> WORK TO COMPLETE:
Every line of the entries below that includes "data" belongs in the answer, copied as written.

> INFORMATION SUPPLIED:
......
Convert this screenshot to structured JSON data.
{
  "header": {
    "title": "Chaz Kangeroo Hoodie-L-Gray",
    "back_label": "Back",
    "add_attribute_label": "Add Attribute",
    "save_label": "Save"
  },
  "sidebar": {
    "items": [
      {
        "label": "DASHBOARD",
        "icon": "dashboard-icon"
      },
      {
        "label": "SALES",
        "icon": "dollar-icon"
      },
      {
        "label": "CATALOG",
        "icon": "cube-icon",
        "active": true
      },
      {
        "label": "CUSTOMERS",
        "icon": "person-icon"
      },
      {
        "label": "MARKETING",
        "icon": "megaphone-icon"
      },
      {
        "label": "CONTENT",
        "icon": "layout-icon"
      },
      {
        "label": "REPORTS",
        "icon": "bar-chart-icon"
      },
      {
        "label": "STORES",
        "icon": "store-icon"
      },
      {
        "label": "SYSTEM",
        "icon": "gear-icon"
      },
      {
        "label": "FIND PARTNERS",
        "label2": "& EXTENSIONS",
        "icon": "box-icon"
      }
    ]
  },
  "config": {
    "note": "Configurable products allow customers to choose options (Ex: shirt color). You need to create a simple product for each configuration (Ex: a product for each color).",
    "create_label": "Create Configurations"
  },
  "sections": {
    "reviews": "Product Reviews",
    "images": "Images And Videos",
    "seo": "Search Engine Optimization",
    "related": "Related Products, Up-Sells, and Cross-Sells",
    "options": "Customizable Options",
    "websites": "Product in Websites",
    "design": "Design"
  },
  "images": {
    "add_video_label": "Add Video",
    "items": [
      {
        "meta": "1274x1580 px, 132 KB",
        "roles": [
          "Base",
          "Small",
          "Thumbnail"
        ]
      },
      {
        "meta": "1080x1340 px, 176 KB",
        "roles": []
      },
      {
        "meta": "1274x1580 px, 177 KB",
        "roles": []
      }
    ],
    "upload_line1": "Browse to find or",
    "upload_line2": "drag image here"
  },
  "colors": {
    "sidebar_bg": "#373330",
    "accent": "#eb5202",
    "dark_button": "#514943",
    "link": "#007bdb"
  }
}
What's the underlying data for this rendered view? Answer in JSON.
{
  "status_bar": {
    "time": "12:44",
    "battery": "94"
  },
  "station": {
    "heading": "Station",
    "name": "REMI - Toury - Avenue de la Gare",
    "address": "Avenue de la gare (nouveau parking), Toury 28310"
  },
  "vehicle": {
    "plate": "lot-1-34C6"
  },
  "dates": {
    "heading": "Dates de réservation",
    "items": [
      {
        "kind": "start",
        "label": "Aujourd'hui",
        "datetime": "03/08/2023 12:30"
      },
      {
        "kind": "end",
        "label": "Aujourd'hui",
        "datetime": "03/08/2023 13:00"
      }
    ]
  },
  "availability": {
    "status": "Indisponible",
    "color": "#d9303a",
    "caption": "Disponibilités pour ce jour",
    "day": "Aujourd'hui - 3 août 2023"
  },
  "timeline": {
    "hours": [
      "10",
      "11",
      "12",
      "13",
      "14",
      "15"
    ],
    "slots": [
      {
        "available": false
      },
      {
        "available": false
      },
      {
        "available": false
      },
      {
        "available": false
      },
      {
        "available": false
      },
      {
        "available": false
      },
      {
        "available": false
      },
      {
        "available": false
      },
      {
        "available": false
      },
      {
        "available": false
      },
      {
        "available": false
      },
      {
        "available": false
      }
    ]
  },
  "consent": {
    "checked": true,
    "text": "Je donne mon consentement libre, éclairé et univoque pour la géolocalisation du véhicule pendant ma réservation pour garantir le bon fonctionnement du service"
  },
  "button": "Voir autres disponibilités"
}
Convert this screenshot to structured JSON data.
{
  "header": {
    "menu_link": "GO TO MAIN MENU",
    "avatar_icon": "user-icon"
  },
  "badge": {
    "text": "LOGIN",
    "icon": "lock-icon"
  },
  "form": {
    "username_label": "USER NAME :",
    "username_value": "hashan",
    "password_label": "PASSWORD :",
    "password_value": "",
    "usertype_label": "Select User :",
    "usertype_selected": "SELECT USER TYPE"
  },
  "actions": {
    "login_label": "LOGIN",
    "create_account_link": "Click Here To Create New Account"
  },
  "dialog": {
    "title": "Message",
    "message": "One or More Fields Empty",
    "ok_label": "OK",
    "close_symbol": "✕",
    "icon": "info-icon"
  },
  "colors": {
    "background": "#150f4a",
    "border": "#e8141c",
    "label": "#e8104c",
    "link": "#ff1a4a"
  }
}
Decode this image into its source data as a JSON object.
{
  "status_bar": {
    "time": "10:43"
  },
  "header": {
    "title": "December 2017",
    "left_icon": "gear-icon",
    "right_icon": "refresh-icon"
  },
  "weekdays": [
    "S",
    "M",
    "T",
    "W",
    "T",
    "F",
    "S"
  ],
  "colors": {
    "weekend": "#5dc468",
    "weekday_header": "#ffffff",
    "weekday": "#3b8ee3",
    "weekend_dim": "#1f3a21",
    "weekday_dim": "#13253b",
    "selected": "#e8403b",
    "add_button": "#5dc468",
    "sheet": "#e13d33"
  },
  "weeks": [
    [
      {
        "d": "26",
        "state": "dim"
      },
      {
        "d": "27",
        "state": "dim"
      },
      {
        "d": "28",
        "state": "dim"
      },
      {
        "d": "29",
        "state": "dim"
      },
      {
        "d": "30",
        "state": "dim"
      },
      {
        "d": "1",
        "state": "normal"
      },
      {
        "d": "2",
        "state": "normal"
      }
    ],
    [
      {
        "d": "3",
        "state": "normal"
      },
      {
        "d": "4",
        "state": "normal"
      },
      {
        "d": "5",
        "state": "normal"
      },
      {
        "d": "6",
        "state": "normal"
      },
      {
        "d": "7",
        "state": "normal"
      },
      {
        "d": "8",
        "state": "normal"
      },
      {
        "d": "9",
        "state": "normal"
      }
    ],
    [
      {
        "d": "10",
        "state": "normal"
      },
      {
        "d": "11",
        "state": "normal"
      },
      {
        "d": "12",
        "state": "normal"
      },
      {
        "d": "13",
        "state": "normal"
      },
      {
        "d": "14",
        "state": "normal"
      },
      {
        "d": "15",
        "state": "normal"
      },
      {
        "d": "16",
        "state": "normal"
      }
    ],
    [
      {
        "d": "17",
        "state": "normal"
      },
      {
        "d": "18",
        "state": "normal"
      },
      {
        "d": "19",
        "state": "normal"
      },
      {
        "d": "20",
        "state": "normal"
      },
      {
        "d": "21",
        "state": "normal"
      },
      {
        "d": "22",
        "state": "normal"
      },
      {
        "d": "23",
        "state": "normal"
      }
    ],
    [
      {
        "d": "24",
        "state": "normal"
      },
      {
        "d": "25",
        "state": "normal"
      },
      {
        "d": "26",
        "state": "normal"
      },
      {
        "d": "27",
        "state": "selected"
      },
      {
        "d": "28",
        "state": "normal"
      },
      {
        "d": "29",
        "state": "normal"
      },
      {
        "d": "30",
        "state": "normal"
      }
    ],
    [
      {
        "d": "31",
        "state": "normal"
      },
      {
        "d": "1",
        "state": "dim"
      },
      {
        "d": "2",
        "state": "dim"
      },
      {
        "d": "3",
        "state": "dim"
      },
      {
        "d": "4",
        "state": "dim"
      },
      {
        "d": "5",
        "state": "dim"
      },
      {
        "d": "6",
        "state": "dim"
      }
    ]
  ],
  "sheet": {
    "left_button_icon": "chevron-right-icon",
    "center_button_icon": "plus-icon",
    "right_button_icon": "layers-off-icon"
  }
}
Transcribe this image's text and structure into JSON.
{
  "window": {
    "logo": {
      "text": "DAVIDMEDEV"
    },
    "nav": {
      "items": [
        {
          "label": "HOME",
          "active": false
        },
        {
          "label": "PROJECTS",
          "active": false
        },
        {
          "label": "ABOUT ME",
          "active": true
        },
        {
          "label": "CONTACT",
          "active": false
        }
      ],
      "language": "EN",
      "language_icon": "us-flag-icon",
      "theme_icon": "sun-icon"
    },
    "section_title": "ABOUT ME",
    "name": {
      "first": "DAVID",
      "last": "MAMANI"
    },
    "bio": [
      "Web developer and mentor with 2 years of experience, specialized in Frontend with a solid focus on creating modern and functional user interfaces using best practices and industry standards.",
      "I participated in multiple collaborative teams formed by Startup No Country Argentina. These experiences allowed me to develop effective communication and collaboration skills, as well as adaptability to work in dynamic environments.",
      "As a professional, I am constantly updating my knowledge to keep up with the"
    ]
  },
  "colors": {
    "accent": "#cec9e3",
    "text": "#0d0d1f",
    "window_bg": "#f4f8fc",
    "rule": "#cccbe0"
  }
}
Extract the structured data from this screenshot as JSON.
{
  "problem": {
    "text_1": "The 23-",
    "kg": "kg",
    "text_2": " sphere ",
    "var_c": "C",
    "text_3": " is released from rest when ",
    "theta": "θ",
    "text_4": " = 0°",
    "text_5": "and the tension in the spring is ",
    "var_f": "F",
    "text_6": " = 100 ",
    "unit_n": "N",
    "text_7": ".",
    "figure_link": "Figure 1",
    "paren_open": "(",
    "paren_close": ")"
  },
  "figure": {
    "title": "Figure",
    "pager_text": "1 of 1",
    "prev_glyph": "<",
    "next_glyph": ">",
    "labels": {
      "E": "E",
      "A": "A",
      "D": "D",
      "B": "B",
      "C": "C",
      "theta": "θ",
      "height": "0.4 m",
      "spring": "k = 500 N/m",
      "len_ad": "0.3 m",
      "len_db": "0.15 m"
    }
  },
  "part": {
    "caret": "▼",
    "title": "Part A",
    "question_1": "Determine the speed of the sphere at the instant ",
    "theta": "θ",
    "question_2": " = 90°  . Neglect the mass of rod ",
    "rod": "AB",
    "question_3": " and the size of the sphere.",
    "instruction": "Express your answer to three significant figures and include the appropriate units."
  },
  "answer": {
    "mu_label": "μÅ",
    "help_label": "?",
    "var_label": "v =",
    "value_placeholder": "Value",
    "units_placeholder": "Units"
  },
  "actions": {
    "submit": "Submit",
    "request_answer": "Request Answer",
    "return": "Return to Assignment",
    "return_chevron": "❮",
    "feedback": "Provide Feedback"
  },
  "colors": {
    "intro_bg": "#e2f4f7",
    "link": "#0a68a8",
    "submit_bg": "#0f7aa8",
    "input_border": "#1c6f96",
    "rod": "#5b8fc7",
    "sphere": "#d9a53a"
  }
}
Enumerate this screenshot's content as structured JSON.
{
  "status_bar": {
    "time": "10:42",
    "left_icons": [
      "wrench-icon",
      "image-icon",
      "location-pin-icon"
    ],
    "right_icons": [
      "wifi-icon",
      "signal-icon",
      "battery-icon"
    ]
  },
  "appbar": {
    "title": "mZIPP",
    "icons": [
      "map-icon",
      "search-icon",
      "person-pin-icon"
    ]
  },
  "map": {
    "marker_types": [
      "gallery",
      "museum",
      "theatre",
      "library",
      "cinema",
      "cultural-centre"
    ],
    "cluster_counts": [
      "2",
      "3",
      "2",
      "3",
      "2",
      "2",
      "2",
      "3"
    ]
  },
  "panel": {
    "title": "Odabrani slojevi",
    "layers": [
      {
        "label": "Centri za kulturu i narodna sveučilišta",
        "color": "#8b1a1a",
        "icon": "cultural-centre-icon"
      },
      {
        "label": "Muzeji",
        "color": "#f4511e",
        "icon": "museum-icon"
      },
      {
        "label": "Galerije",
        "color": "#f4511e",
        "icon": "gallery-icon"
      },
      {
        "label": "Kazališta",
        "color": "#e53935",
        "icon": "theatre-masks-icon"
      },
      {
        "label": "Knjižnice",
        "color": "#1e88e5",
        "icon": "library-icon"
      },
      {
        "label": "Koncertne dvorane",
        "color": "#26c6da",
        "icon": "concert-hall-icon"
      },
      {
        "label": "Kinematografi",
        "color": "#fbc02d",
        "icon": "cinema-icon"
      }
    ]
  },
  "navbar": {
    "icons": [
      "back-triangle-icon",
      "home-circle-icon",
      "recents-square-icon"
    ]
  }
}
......
> SOLUTION TO THIS TASK:
Convert this screenshot to structured JSON data.
What's the underlying data for this rendered view? Answer in JSON.
Convert this screenshot to structured JSON data.
Decode this image into its source data as a JSON object.
Extract the structured data from this screenshot as JSON.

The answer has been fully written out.